Tasmania’s community services industry has today launched a new campaign for a fair and reasonable funding increase from the Tasmanian Government.
TasCOSS Acting CEO, Dr Charlie Burton, said the Fair Funding campaign calls on the Tasmanian Government to provide a fair and reasonable funding increase of 9.5% in this year’s budget, to allow the community services industry to continue to provide the essential services and support Tasmanians need.
“The community services industry is critical to Tasmania’s society, delivering essential services either instead of, or on behalf of, the Tasmanian Government, as well as contributing $1.9 billion each year to the Tasmanian economy,” said Dr Burton.
“For the past 20 years, annual indexation for the industry has been between zero and 3% (in 2021/22). During this period, inflation has averaged 3.54% each year.
“In practice, the gap between income and growth in our costs is even larger. For example, in the years 2020 and 2021, annual government indexation was 2.25%, while the majority of community service organisations experienced cost increases of 9.2% and 13.1% for each of those years.”
Alcohol, Tobacco and other Drugs Council (ATDC) Tasmania Acting CEO, Dr Jackie Hallam, said that operational and service delivery costs had increased dramatically for community service organisations due to skyrocketing inflation and higher wages.
“It’s death by a thousand cuts, we are seeing our organisations having to make tough decisions and cut staff and services in a time when there are waiting lists to access treatment and education,” said Dr Hallam.

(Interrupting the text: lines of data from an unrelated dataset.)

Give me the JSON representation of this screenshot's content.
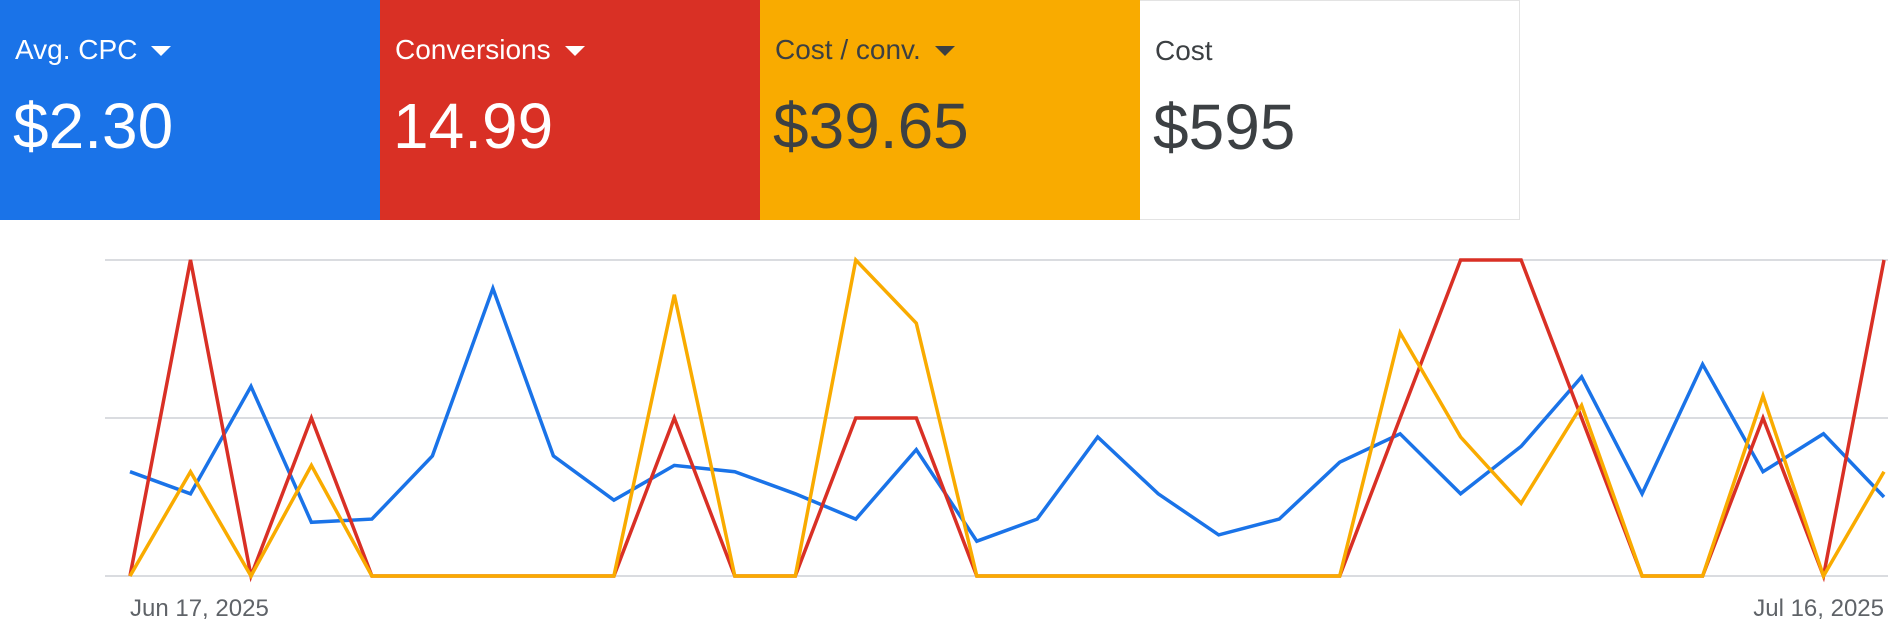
{
  "scorecards": [
    {
      "label": "Avg. CPC",
      "value": "$2.30",
      "bg": "#1A73E8",
      "fg": "#FFFFFF",
      "dropdown": true
    },
    {
      "label": "Conversions",
      "value": "14.99",
      "bg": "#D93025",
      "fg": "#FFFFFF",
      "dropdown": true
    },
    {
      "label": "Cost / conv.",
      "value": "$39.65",
      "bg": "#F9AB00",
      "fg": "#3C4043",
      "dropdown": true
    },
    {
      "label": "Cost",
      "value": "$595",
      "bg": "#FFFFFF",
      "fg": "#3C4043",
      "dropdown": false
    }
  ],
  "chart_data": {
    "type": "line",
    "x_labels": [
      "Jun 17, 2025",
      "Jul 16, 2025"
    ],
    "x_start": "2025-06-17",
    "x_end": "2025-07-16",
    "grid": true,
    "ylim": [
      0,
      1
    ],
    "series": [
      {
        "color": "#1A73E8",
        "values": [
          0.33,
          0.26,
          0.6,
          0.17,
          0.18,
          0.38,
          0.91,
          0.38,
          0.24,
          0.35,
          0.33,
          0.26,
          0.18,
          0.4,
          0.11,
          0.18,
          0.44,
          0.26,
          0.13,
          0.18,
          0.36,
          0.45,
          0.26,
          0.41,
          0.63,
          0.26,
          0.67,
          0.33,
          0.45,
          0.25
        ]
      },
      {
        "color": "#D93025",
        "values": [
          0,
          1,
          0,
          0.5,
          0,
          0,
          0,
          0,
          0,
          0.5,
          0,
          0,
          0.5,
          0.5,
          0,
          0,
          0,
          0,
          0,
          0,
          0,
          0.5,
          1,
          1,
          0.5,
          0,
          0,
          0.5,
          0,
          1
        ]
      },
      {
        "color": "#F9AB00",
        "values": [
          0,
          0.33,
          0,
          0.35,
          0,
          0,
          0,
          0,
          0,
          0.89,
          0,
          0,
          1,
          0.8,
          0,
          0,
          0,
          0,
          0,
          0,
          0,
          0.77,
          0.44,
          0.23,
          0.54,
          0,
          0,
          0.57,
          0,
          0.33
        ]
      }
    ]
  }
}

“It’s now even more out of balance and will have flow on effects and fill up our hospitals and prisons.”
Dr Burton said just because many of the providers that operate in the community service industry are either charities or not-for-profit organisations, doesn’t mean they can operate in a way which defies the basic laws of commerce, or for that matter not fulfil their employer obligations.
“They still need to pay staff, rent, fuel, insurance, electricity and all other manner of outgoings, just like any other business. And if at the end of the day their outgoings are more than their incomings, then they will need to either increase their revenue, or reduce costs by cutting services or shedding staff or both, just to continue operating,” he said.
“Tasmania’s essential community service organisations are at the frontline of supporting Tasmanians in need and at a time when demand on community services is increasing due to high inflation and high interest rates, if we don’t receive a fair and reasonable funding increase we will effectively be going backwards.
“This could leave us in the invidious position of turning people away without the help they need or having no choice but to let staff go, which would be a simply terrible situation.
“The community services industry is a significant part of the Tasmanian economy as part of the Health Care and Social Assistance Sector, which employs around 15% of Tasmania’s total workforce and contributes more than 13% of Tasmania’s Gross State Product (GSP).
“Just some of the essential work we do includes helping Tasmanians to avoid ill health through support to stay active and eat well, providing financial counselling to address housing stress, as well as delivering literacy and digital skills to ensure young Tasmanians have the skills and confidence they need to gain employment.
“With inflation driving costs skyward, if we do not receive fair and reasonable funding from the Tasmanian Government there will be more people presenting to Emergency Departments, more people living on the streets and jobs will be lost,” Dr Burton concluded.
SIX KEY FACTS
- The community services industry is a significant part of our economy as part of the Health Care and Social Assistance Sector, which (last Financial Year 2021/22) employed around 15% of Tasmania’s total workforce and contributed 13.1% of GSP.
- With the current (December Quarter, 2022) annual inflation rate of 7.7% and a yearly average of 3.54% (December 2002 to December 2022), the indexation rate which has varied between zero and 3% over the last 20 years in Tasmania, is simply not enough.
- Last year our interstate equivalents received indexing of 4.6% in Victoria, 5.5% in New South Wales and 5.07% in Queensland — while for the Tasmanian community services industry it was just 3%.
- Tasmanian Government workers have received a nearly 10% wage increase over three years, while nationally the minimum wage and rise in the super guarantee increased wages for the industry by 5.1% last year.
- TasCOSS, in partnership with the community services industry Network of Peaks, has undertaken comprehensive research and calculated that an increase of 9.5% in Government funding is necessary just to maintain current jobs and service levels in the industry.
- We are seeking 9.5% indexation across Tasmanian Government funded community services for the 2023/24 Budget and a commitment to the introduction of a fit-for-purpose model for indexation from 2024/25.